They described the tidal barrier proposal as “an interesting and attractive option” which warrants further investigation.
The report was commissioned by the Save Cork City (SCC) group, which is leading the opposition to the OPW’s reliance on raised quay walls as part of its Cork flood defence plan.
SCC has repeatedly called for the construction of a tidal barrier at Little Island to protect the city from flooding and released a report it commissioned last year from HR Wallingford which put the cost at between €110m and €180m.
However, the OPW has repeatedly ruled out a tidal barrier on cost and engineering grounds, insisting it could cost anything from €450m to €1bn and while possible from an engineering perspective, it would do nothing to prevent fluvial or river flooding of Cork city centre.
However, SCC said the emergence of this second independent report which questions the OPW’s cost estimates shows that the tidal barrier option must be considered further.
The TU Delft experts said it appears from their review of the OPW’s costs that the body applied a unit rate for tidal sector gates to simpler tidal sluice gates — an approach it said is “not considered appropriate” and which would result in an “unrealistic cost estimate”.
On their first review of the tidal barrier costs, they said a tidal barrier at Little Island could cost around €258m, with the comparable OPW cost of €340m.
A second review would result in a cost below €200m, they said.
The development of a more detailed, and project-specific cost estimate for the Little Island tidal barrier is highly recommended, the experts said.

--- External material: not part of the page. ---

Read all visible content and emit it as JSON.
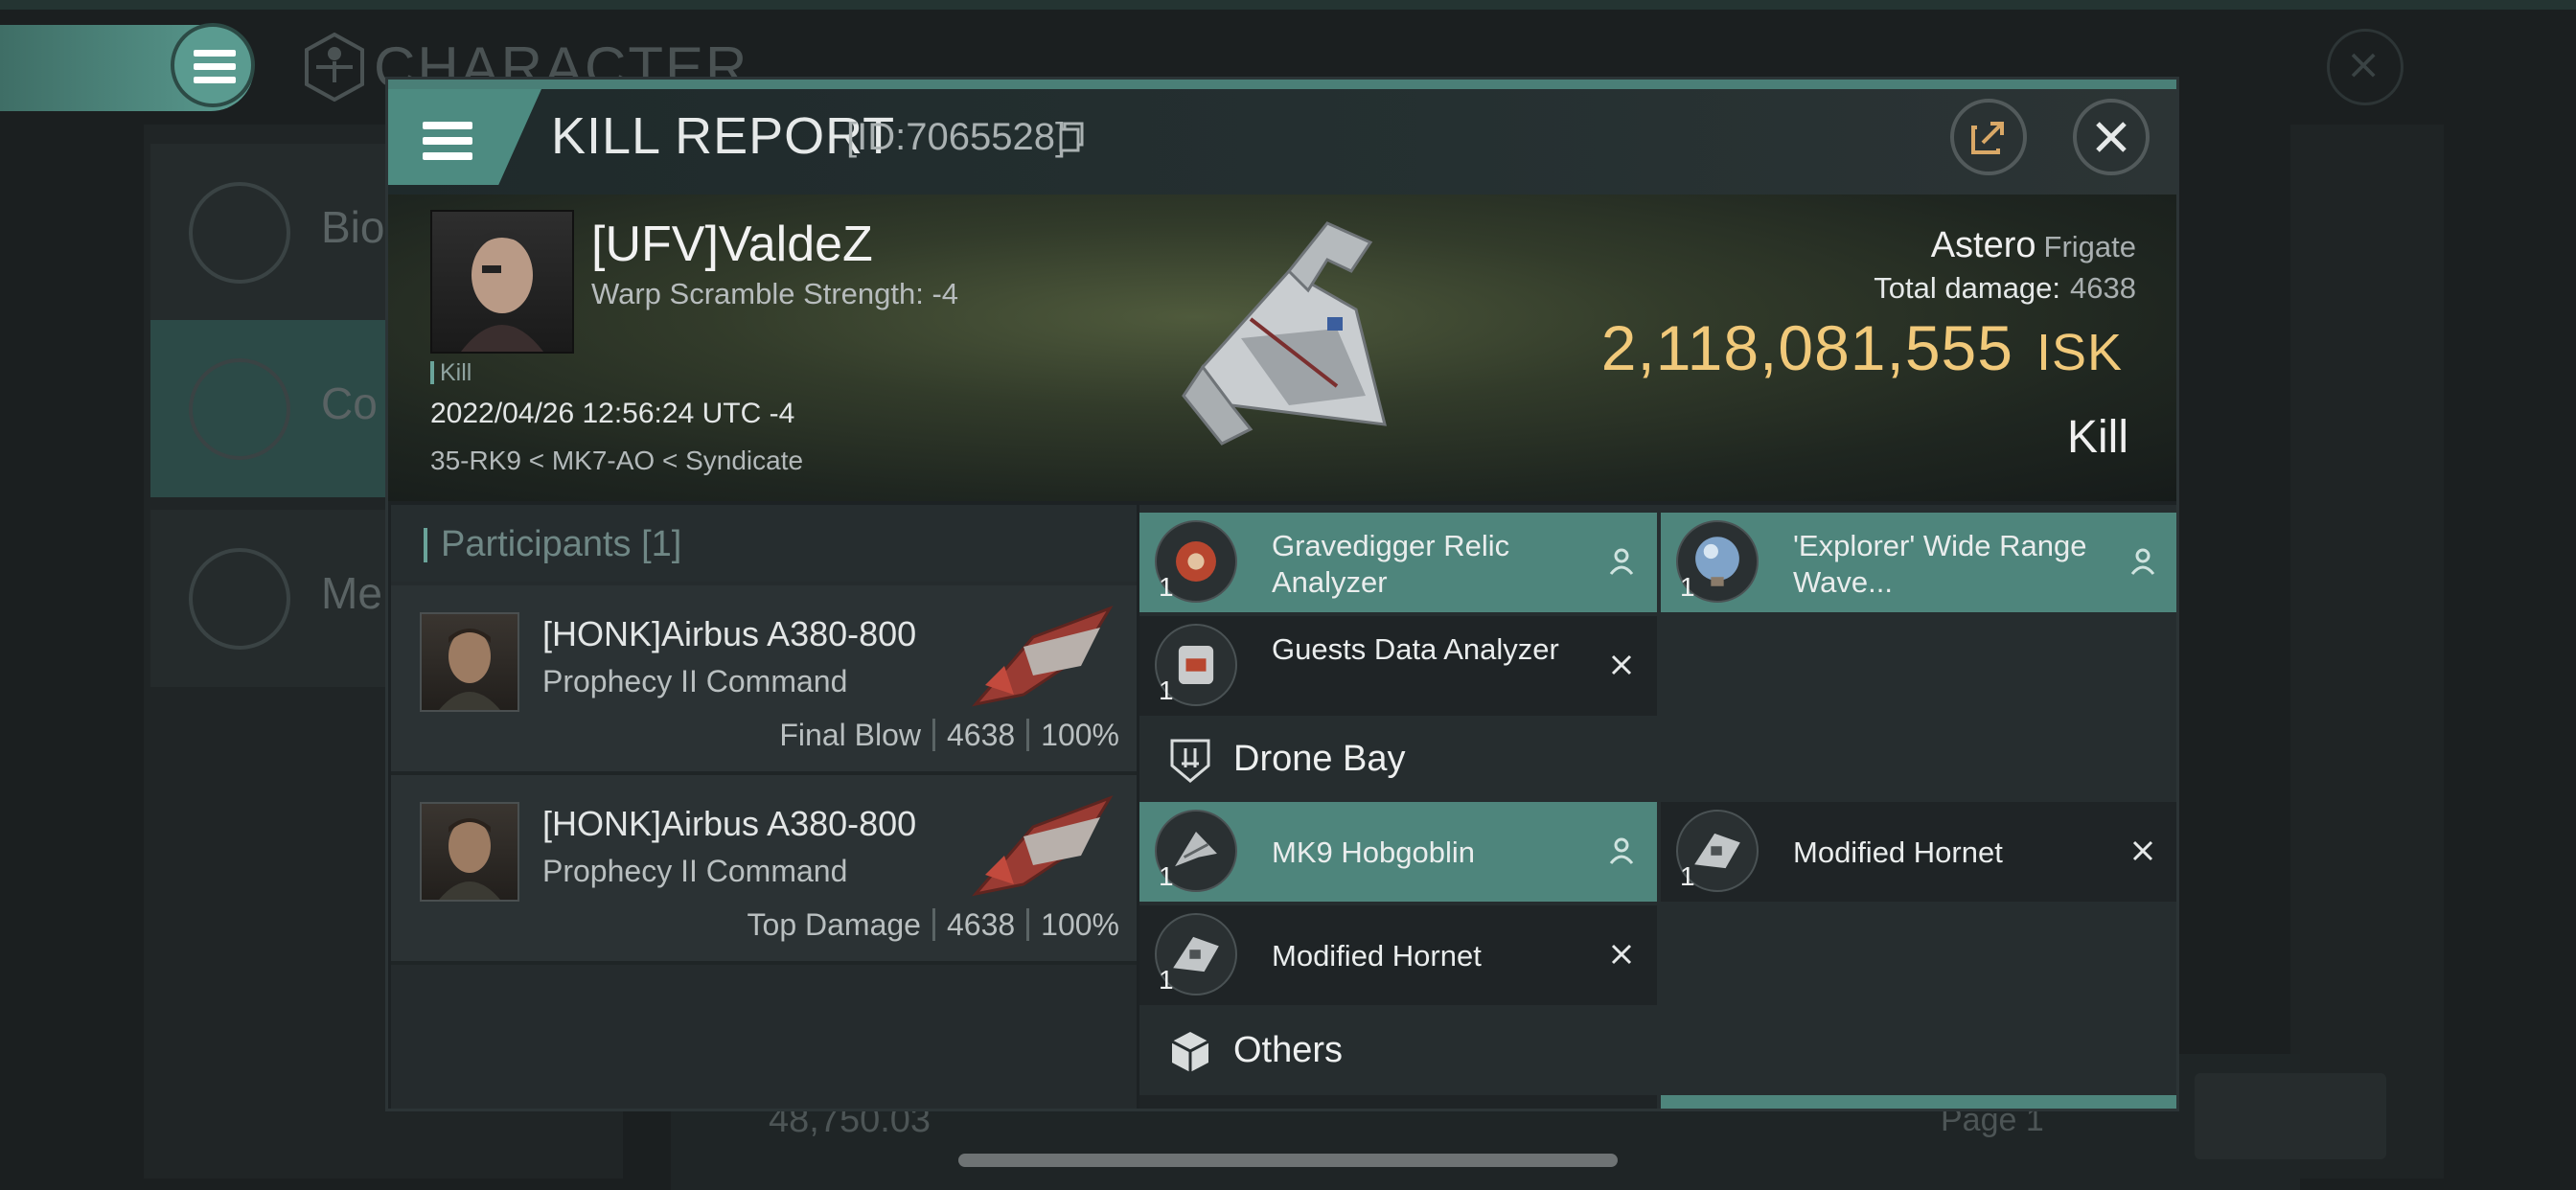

The Irish Examiner asked the OPW to comment on the TU Delft conclusions and recommendations but a spokesman said the agency could not comment on a report it has not seen in full.
SCC spokesman John Hegarty said the tidal barrier represents the best solution for the city.

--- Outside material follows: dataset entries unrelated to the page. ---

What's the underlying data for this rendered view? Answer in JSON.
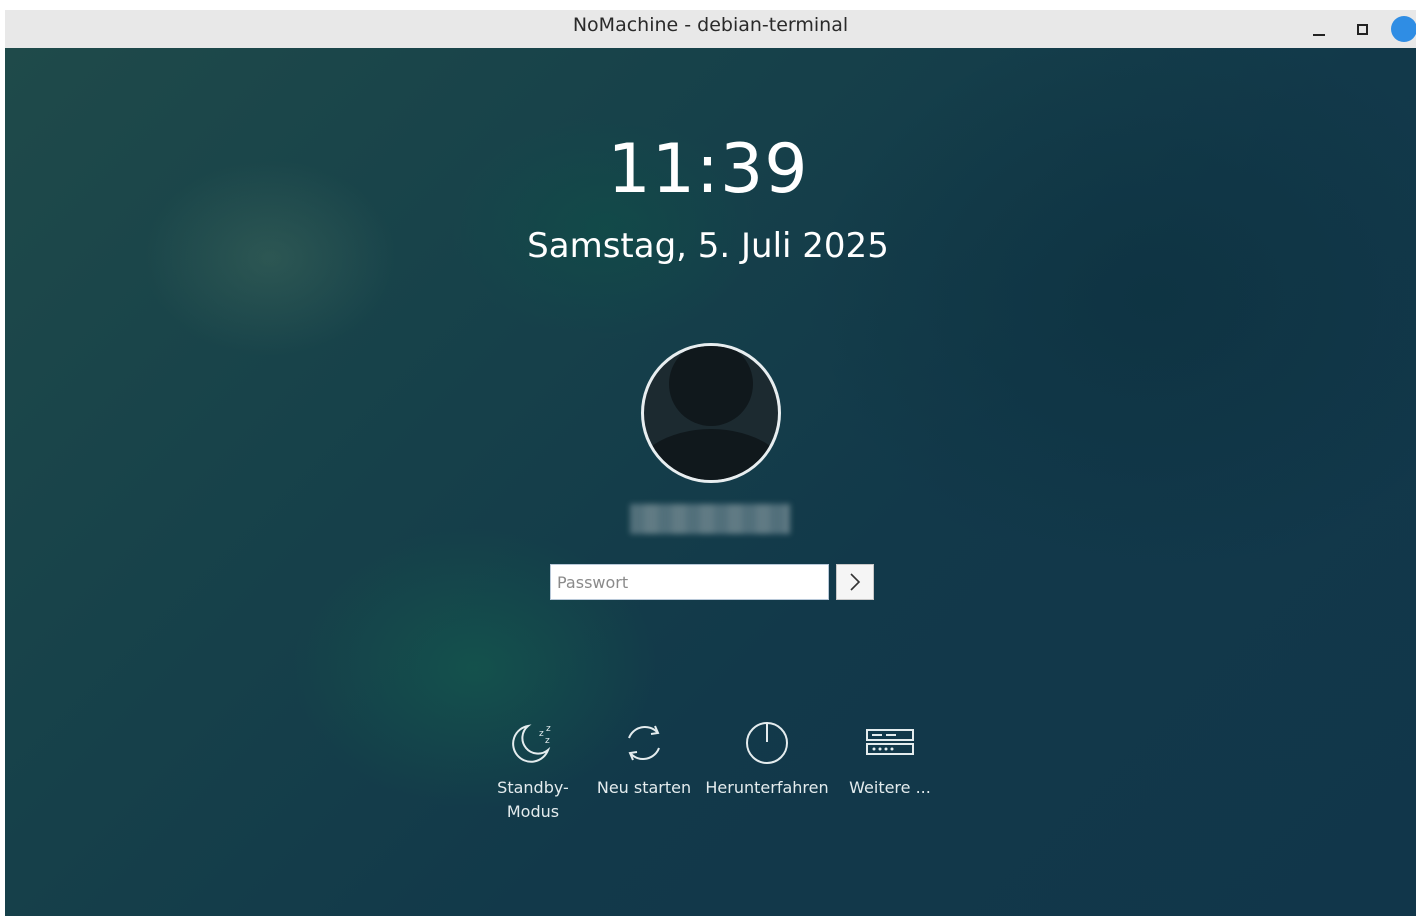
{
  "window": {
    "title": "NoMachine - debian-terminal"
  },
  "lockscreen": {
    "time": "11:39",
    "date": "Samstag, 5. Juli 2025",
    "username": "",
    "password_placeholder": "Passwort",
    "actions": [
      {
        "label": "Standby-\nModus",
        "icon": "standby-icon"
      },
      {
        "label": "Neu starten",
        "icon": "restart-icon"
      },
      {
        "label": "Herunterfahren",
        "icon": "power-icon"
      },
      {
        "label": "Weitere ...",
        "icon": "more-options-icon"
      }
    ]
  },
  "colors": {
    "background": "#17424a",
    "titlebar": "#e8e8e8",
    "close_button": "#2f8de4",
    "text": "#ffffff"
  }
}
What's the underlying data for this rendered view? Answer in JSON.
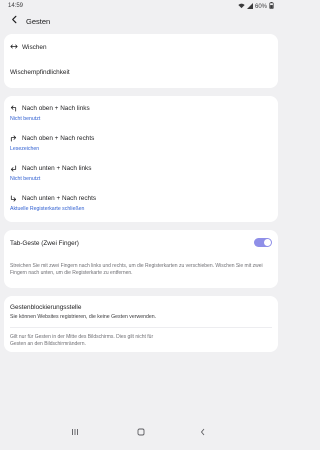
{
  "status": {
    "time": "14:59",
    "battery": "60%",
    "icons": [
      "wifi-icon",
      "signal-icon",
      "battery-icon"
    ]
  },
  "appbar": {
    "title": "Gesten"
  },
  "section1": {
    "swipe_label": "Wischen",
    "swipe_sensitivity_label": "Wischempfindlichkeit"
  },
  "section2": {
    "items": [
      {
        "label": "Nach oben + Nach links",
        "value": "Nicht benutzt",
        "icon": "arrow-up-left-icon"
      },
      {
        "label": "Nach oben + Nach rechts",
        "value": "Lesezeichen",
        "icon": "arrow-up-right-icon"
      },
      {
        "label": "Nach unten + Nach links",
        "value": "Nicht benutzt",
        "icon": "arrow-down-left-icon"
      },
      {
        "label": "Nach unten + Nach rechts",
        "value": "Aktuelle Registerkarte schließen",
        "icon": "arrow-down-right-icon"
      }
    ]
  },
  "section3": {
    "tab_gesture_label": "Tab-Geste (Zwei Finger)",
    "tab_gesture_enabled": true,
    "tab_gesture_help": "Streichen Sie mit zwei Fingern nach links und rechts, um die Registerkarten zu verschieben. Wischen Sie mit zwei Fingern nach unten, um die Registerkarte zu entfernen."
  },
  "section4": {
    "blocklist_label": "Gestenblockierungsstelle",
    "blocklist_sub": "Sie können Websites registrieren, die keine Gesten verwenden.",
    "note": "Gilt nur für Gesten in der Mitte des Bildschirms. Dies gilt nicht für Gesten an den Bildschirmrändern."
  },
  "nav": {
    "recents": "|||",
    "home": "◯",
    "back": "‹"
  }
}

“There is still time to address the issue and not destroy Cork with the walls scheme,” he said.